• [Instructions to follow]: Whenever a line in the data holds the string "GENDER", pull that line out.

==== Supplied records ====

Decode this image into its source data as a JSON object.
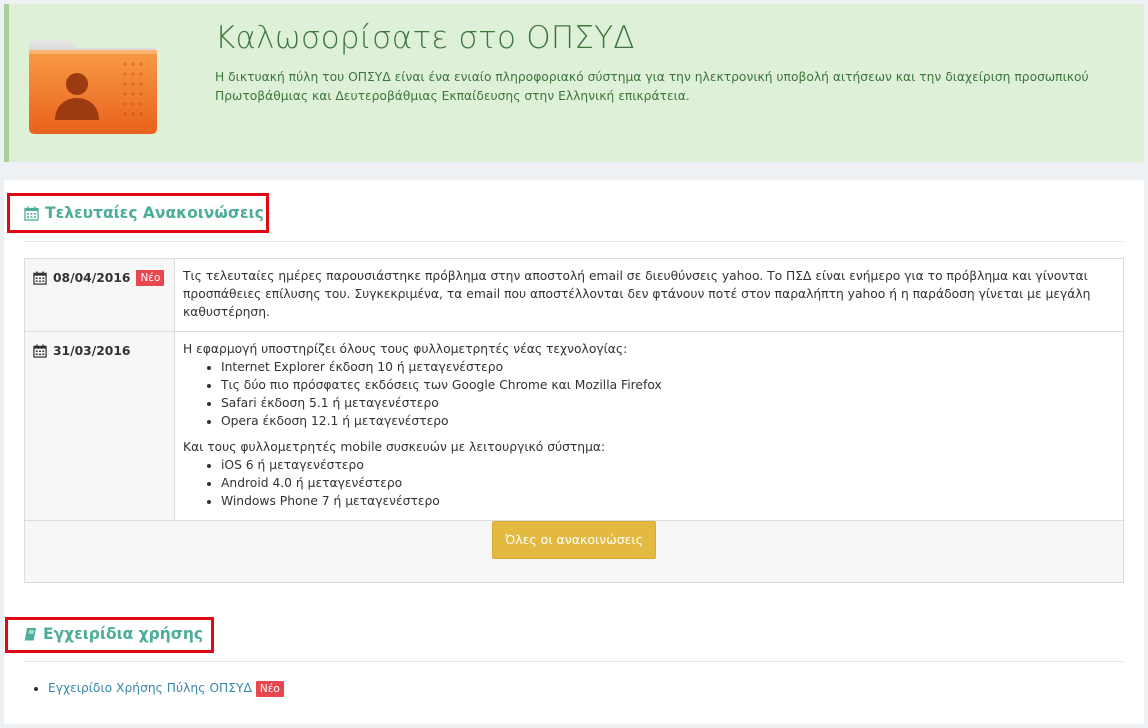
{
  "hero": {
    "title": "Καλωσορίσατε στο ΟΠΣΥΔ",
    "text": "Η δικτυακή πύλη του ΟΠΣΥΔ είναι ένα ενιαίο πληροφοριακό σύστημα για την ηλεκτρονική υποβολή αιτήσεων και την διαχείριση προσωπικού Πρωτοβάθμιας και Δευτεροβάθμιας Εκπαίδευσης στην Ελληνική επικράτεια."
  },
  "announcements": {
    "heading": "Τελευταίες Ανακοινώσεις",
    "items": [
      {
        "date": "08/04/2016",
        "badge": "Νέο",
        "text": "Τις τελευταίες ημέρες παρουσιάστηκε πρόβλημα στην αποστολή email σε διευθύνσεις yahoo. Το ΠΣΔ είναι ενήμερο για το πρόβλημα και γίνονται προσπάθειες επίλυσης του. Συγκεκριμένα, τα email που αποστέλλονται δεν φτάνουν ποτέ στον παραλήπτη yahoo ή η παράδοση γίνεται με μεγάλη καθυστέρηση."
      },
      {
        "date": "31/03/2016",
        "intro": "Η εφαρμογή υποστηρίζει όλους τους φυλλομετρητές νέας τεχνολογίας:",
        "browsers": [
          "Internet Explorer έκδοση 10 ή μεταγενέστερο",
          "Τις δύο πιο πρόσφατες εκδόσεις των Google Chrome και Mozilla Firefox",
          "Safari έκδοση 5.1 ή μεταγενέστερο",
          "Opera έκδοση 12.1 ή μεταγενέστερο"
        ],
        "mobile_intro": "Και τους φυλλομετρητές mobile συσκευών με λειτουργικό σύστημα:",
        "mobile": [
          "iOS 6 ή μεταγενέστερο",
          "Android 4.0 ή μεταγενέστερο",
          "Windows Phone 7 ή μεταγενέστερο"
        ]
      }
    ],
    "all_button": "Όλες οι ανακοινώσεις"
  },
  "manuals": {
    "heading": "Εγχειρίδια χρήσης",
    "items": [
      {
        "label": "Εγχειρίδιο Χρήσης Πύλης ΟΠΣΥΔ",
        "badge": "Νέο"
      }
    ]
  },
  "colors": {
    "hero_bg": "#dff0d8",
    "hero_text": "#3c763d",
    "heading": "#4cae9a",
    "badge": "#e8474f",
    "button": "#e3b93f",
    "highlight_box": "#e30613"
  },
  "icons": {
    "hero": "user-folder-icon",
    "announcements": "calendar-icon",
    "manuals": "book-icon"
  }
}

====
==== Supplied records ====

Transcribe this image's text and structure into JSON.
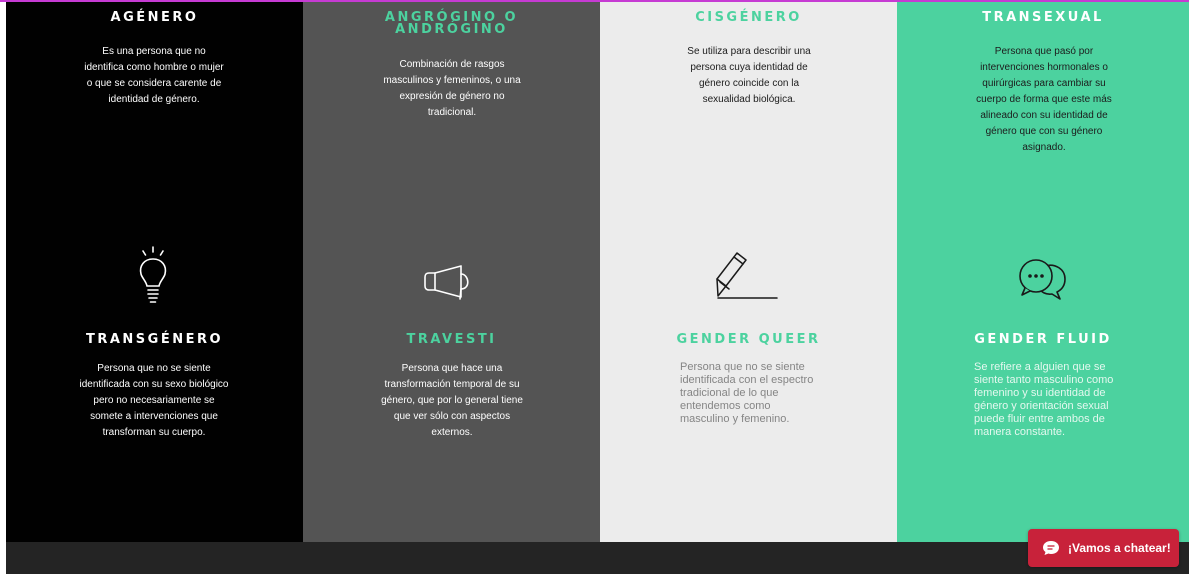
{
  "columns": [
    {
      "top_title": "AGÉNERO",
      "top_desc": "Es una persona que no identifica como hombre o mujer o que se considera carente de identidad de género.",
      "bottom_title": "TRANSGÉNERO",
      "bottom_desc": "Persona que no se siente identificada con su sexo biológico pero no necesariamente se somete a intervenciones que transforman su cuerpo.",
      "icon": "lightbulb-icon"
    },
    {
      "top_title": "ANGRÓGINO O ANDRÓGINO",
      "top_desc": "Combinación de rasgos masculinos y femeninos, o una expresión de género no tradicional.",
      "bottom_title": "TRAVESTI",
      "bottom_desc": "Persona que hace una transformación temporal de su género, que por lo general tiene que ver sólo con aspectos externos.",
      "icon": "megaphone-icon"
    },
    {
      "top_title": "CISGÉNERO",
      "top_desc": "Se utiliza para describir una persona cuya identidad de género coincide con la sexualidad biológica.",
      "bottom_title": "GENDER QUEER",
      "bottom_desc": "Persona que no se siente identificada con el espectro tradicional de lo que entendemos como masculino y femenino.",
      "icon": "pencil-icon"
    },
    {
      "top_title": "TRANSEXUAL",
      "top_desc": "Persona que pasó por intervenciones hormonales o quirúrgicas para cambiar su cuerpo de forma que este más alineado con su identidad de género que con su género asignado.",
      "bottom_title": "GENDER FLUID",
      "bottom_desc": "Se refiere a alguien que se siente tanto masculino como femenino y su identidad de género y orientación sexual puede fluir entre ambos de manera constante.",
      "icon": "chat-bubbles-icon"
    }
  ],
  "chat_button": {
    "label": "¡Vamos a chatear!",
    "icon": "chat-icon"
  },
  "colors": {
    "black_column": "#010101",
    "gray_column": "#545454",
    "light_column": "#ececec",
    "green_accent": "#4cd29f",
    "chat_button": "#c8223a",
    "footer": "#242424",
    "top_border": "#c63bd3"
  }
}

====

• [Answer box]:
      "bottom_title": "GENDER QUEER",
      "bottom_title": "GENDER FLUID",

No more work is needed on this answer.